Copy each line from the listing below where the word "Sopulan" shows up.

━━━━━ RECORDS

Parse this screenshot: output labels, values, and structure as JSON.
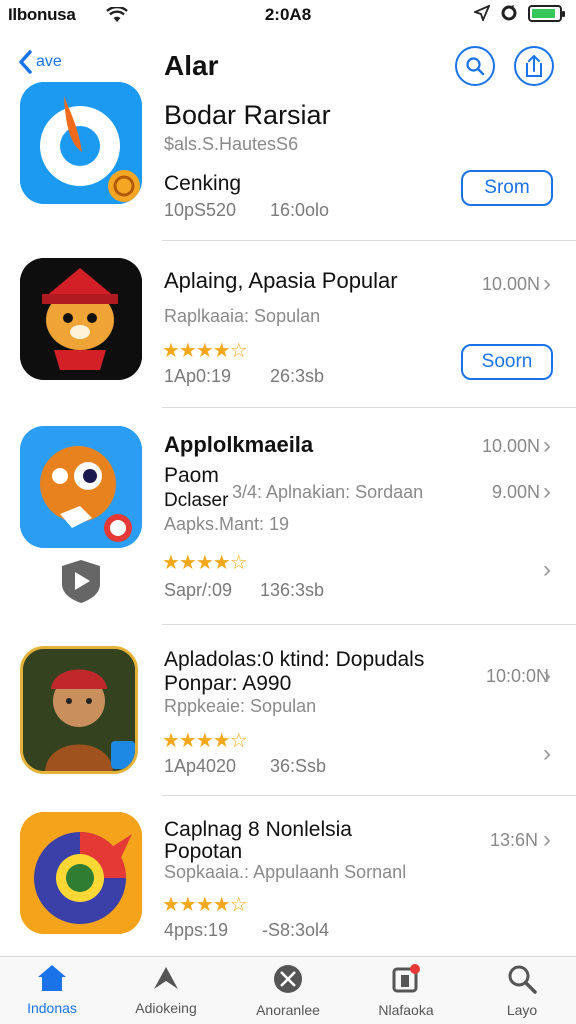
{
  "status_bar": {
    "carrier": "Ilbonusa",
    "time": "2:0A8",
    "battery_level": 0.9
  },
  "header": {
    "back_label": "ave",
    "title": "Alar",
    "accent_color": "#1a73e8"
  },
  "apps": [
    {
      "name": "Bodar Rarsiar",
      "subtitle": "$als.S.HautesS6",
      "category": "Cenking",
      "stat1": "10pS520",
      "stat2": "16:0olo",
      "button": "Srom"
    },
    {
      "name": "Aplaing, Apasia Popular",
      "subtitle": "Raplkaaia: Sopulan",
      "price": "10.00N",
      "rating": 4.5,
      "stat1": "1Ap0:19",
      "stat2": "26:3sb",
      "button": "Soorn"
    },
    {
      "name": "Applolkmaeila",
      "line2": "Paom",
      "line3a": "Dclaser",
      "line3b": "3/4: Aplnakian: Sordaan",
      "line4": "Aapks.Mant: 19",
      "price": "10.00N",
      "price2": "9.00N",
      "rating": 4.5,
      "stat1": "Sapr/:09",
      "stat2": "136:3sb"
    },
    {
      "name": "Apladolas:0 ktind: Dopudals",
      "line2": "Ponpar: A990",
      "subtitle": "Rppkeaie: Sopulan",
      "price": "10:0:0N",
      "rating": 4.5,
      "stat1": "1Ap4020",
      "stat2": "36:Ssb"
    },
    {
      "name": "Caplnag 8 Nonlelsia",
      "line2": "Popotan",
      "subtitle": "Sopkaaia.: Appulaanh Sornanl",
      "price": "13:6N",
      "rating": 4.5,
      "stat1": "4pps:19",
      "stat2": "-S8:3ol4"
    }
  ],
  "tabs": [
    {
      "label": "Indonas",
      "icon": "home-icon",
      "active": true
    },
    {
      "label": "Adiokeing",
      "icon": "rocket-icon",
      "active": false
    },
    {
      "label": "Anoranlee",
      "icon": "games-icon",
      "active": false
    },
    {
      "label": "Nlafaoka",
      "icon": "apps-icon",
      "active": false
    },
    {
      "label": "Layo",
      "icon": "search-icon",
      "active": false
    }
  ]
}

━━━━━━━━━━

RESPONSE BOX:
      "subtitle": "Raplkaaia: Sopulan",
      "subtitle": "Rppkeaie: Sopulan",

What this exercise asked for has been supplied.